Examination of available numerical evidence for known primes led Legendre to suspect that satisfies an approximate formula.
Legendre conjectured in 1808 that
where B is Legendre's constant. He guessed B to be about 1.08366, but regardless of its exact value, the existence of B implies the prime number theorem.
It is an immediate consequence of the proof of the prime number theorem under the form
Being evaluated to such a simple number has made the term Legendre's constant mostly only of historical value, with it often (technically incorrectly) being used to refer to Legendre's first guess 1.08366... instead.
Pierre Dusart proved in 2010
- for , and
- for . This is of the same form as
- with .
- Ribenboim, Paulo (2004). The Little Book of Bigger Primes. New York: Springer-Verlag. p. 188. ISBN 0-387-20169-6.
- Edmund Landau. Handbuch der Lehre von der Verteilung der Primzahlen, page 17. Third (corrected) edition, two volumes in one, 1974, Chelsea 1974
- J. Pintz. On Legendre's prime number formula. Amer. Math. Monthly 87 (1980), 733-735.
- Sur la distribution des zéros de la fonction et ses conséquences arithmétiques, Bulletin de la Société Mathématique de France, Vol. 24, 1896, pp. 199–220 Online
- La Vallée Poussin, C. Mém. Couronnés Acad.

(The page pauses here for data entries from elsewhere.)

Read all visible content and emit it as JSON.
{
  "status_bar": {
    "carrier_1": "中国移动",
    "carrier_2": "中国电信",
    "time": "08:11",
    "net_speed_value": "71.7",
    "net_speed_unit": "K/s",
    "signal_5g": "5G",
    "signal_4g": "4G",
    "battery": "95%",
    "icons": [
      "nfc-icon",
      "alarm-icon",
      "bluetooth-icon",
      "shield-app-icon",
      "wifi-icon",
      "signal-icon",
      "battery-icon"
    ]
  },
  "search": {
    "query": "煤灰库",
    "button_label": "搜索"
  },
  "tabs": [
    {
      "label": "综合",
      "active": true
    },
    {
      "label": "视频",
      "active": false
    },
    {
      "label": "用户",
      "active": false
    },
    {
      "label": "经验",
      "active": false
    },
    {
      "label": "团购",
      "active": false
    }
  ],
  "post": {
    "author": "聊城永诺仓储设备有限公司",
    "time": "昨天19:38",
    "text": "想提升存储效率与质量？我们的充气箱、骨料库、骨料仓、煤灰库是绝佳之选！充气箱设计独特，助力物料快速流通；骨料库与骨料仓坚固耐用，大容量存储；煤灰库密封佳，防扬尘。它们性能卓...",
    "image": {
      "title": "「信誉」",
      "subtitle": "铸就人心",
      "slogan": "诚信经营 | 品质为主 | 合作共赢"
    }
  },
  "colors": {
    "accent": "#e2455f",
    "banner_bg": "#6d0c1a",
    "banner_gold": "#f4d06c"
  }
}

Roy. Belgique 59, 1-74, 1899
- Dusart, Pierre. "ESTIMATES OF SOME FUNCTIONS OVER PRIMES WITHOUT R.H.". arxiv.org. Retrieved 22 April 2014.